The Tohatsu M18E2S outboard motor averaged 15kmh (8.1kts) using 3.3lt/h over a “loop” of normal cruising that included ten percent WOT operation. This is only 22 per cent more than a 15F under the same conditions but pushing 295kg on my 3.6m Sea Al Super Skua dinghy. By comparison, a 262cc Mercury 15 on the same hull used an equal amount of fuel as the Tohatsu.

After 15 hours of saltwater leg/lower immersion no corrosion was apparent anywhere on the 18. Powerhead access is also excellent, with the carbie, spark plugs and bowl-type fuel filter easily reached. Lakeside Marine recommends servicing the 18 every 50 hours, or six months after the initial ten hour/one month service, and the waterpump impeller should be replaced every 100 hours or annually.


The OEDA 1 Star-rated Tohatsu M18E2S outboard motor has combined hydrocarbon, oxides of nitrogen and carbon monoxide emissions of 443.8g per kW/h, 33 per cent lower than the loopcharged 1 Star 15F, and 48 per cent less than the crossflow 0 Star Merc 15. The M18E2 has a three year warranty for recreational usage.


Engine type

Loopcharged premix two-stroke outboard


Two in-line

Prop HP at rpm

17.7 at 5500

WOT rpm range

5200 to 5800

Piston displacement


Bore x stroke (mm)

60 x 52

Ignition system

CD w/mechanical advance

Charging circuit

6amp w/o voltage regulation

Break-in period

10 hrs on 25:1

Fuel type



25lt plastic remote tank

Oil type

Valvoline TC-W3

Fuel/oil ratio


Gear ratio


Transom height




Rec. price


Spare alloy propeller price


Servicing costs*

Year one $290; Year two etc. $210

* As per manufacturer’s recommended schedule excluding parts.
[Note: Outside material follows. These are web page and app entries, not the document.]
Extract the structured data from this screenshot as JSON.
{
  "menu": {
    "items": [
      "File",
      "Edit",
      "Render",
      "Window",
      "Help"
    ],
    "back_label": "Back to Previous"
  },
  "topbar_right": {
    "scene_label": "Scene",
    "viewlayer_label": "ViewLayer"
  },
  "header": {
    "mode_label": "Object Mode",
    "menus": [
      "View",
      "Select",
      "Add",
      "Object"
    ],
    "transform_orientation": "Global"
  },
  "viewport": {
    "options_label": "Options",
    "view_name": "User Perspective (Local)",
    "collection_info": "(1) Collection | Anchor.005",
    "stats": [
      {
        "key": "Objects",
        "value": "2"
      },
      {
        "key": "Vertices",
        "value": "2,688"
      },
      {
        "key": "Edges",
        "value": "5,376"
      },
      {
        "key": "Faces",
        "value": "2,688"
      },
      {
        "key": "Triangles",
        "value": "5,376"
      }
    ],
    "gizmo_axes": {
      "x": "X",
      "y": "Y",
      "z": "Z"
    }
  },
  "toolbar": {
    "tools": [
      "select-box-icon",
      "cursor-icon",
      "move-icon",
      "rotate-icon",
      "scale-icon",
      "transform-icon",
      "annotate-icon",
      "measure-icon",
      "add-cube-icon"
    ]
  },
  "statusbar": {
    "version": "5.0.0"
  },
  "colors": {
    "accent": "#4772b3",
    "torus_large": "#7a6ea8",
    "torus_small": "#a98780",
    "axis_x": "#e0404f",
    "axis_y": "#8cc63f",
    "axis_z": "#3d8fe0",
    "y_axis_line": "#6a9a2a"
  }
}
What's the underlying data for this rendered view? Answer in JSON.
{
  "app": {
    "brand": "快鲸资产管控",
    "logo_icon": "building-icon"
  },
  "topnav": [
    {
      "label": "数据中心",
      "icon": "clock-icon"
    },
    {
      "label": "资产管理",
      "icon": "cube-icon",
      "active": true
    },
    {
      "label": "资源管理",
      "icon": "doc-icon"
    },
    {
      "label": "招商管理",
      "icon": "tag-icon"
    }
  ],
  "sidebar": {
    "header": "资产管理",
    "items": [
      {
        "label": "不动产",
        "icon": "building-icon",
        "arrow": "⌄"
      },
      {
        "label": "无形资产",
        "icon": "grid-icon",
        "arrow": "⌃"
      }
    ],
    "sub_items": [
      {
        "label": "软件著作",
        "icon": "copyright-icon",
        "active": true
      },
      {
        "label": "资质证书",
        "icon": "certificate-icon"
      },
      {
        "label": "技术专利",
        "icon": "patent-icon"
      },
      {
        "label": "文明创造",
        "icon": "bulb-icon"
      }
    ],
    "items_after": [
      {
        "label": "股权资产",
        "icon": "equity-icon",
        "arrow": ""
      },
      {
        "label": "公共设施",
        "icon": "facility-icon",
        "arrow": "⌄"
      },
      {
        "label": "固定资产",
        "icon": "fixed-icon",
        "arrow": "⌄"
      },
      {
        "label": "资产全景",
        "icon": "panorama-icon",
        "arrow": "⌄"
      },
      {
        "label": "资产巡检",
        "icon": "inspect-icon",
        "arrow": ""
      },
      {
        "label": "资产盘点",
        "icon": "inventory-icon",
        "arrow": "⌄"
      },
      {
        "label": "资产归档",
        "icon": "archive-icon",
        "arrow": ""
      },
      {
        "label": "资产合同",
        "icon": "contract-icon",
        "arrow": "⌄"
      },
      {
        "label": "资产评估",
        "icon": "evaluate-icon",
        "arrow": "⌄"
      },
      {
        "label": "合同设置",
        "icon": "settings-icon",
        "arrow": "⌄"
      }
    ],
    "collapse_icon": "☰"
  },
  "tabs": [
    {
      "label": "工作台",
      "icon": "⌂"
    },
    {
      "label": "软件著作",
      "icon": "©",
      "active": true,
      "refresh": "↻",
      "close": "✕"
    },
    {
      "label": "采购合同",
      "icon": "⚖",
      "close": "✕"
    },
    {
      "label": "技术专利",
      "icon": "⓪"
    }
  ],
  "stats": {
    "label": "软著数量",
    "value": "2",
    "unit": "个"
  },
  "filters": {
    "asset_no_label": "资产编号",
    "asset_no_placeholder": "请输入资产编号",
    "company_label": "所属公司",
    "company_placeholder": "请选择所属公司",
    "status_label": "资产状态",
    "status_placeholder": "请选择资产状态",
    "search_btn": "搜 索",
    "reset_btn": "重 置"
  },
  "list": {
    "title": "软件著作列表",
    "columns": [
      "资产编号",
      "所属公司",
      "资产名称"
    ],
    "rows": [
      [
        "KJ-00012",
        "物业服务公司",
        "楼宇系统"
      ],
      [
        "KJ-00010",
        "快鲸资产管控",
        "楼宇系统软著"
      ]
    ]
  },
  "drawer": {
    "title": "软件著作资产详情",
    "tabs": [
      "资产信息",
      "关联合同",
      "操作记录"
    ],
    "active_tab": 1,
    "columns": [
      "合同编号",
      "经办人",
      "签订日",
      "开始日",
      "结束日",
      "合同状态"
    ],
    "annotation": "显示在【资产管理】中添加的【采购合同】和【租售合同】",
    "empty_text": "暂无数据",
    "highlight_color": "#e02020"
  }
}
All prices current as of December 2009. Prop and servicing prices from Bill’s Outboards and More, Weston NSW, phone (02) 4936 1013.